» YOUR ASSIGNMENT:
The lines to copy are those holding the string "question" in the entries below.

» DATA PROVIDED:
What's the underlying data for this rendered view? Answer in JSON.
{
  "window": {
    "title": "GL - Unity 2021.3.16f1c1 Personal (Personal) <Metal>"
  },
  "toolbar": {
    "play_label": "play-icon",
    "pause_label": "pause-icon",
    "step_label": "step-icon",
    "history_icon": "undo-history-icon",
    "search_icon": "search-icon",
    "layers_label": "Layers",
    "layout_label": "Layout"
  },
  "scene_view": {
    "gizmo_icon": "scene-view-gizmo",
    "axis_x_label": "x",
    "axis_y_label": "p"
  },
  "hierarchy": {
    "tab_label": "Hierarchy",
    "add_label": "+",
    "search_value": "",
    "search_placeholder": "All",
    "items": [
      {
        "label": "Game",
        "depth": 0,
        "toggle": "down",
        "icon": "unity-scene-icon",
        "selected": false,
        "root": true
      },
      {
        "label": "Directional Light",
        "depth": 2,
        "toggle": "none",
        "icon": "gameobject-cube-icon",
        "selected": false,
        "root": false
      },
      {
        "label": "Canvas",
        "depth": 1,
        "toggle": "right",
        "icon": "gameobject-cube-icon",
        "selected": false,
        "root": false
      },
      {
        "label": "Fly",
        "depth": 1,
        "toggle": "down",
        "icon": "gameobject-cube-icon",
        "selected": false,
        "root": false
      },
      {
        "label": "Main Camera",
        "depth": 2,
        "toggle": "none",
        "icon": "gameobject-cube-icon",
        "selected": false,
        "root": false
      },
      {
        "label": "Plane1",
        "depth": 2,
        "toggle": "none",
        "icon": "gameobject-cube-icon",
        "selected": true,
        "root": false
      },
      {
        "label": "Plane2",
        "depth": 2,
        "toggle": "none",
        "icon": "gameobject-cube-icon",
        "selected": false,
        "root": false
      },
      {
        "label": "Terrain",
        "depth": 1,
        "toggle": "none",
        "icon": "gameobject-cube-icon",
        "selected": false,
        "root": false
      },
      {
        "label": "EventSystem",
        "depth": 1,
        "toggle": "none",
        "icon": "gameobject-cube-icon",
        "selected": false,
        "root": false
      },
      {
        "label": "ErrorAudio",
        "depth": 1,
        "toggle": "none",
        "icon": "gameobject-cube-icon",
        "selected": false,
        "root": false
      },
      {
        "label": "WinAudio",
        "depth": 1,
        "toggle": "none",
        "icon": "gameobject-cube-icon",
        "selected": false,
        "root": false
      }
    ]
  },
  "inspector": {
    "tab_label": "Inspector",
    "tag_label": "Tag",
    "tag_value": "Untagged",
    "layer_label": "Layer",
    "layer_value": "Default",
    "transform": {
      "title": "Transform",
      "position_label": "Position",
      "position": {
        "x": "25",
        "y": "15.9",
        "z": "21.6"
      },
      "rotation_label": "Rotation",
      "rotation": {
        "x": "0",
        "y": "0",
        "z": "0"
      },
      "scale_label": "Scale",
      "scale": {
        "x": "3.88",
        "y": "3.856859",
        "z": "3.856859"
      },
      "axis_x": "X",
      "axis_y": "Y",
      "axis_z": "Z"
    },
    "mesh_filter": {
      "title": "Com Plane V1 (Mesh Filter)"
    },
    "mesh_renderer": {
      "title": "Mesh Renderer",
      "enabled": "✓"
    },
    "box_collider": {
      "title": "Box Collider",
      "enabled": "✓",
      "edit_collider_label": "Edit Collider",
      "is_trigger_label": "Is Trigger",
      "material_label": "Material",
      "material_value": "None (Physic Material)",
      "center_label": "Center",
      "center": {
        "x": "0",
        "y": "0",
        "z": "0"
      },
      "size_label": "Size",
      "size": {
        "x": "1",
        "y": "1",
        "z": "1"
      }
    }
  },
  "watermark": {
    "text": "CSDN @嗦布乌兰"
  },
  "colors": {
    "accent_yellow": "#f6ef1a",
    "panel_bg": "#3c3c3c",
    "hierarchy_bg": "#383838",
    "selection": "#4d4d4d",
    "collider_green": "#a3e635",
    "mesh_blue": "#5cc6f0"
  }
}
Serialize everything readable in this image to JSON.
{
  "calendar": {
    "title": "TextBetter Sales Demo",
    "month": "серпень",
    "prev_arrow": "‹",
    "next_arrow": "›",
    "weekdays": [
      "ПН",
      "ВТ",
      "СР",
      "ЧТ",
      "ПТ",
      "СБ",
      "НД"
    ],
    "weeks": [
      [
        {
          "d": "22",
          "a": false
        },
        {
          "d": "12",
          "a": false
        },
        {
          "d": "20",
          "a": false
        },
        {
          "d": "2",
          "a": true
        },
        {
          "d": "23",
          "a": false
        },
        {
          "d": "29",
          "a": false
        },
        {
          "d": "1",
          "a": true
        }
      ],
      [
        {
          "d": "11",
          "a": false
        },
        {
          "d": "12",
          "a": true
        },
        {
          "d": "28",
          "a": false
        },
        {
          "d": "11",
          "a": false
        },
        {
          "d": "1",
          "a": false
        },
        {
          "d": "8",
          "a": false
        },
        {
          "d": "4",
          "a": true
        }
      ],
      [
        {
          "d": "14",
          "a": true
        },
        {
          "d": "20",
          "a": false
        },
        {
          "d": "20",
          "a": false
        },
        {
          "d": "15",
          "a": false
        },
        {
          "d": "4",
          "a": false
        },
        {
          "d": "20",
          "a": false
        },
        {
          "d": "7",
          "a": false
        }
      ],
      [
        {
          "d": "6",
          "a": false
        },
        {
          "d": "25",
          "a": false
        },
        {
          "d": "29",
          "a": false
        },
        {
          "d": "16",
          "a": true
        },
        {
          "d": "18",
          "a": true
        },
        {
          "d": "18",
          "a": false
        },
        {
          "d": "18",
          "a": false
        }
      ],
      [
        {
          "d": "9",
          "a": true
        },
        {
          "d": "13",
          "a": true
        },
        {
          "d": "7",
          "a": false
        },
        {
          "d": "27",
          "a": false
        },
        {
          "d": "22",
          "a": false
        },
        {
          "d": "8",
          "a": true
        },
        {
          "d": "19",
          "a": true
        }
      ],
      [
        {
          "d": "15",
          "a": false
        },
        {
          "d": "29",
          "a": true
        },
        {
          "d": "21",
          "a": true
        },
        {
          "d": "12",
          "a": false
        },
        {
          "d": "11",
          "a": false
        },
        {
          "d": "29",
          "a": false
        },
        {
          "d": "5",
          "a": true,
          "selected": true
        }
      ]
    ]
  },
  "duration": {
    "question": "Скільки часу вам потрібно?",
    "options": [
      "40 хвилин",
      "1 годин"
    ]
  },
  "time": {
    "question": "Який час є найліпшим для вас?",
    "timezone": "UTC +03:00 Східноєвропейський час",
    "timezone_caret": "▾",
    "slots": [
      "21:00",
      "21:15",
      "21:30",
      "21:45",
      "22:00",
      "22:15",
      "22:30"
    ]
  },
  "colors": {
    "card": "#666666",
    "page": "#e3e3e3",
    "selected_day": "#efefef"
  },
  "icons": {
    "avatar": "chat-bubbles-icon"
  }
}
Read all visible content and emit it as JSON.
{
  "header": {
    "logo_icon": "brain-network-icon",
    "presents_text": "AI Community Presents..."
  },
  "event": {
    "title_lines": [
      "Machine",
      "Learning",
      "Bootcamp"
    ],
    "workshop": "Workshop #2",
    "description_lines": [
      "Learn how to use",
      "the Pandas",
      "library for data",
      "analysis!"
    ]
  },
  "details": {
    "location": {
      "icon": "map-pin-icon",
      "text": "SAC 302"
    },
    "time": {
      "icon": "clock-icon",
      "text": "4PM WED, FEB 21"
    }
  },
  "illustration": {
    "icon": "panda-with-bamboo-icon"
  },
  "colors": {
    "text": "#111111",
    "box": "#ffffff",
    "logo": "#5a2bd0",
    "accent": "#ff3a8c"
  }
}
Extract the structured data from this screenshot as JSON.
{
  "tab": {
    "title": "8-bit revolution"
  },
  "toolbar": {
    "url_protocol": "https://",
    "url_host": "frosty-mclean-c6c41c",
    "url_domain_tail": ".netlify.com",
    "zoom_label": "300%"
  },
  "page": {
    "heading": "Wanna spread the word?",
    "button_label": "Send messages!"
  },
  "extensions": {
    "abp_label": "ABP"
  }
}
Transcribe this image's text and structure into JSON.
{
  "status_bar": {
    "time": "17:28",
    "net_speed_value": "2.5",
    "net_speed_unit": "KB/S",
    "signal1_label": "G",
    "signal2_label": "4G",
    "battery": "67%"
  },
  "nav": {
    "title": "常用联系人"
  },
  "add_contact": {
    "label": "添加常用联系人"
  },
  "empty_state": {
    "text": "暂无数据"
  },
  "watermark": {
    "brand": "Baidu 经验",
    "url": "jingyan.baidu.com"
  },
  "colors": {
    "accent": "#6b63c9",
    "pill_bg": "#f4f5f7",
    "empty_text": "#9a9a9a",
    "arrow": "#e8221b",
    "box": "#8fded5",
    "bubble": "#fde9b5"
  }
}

» EXERCISE OUTPUT:
    "question": "Скільки часу вам потрібно?",
    "question": "Який час є найліпшим для вас?",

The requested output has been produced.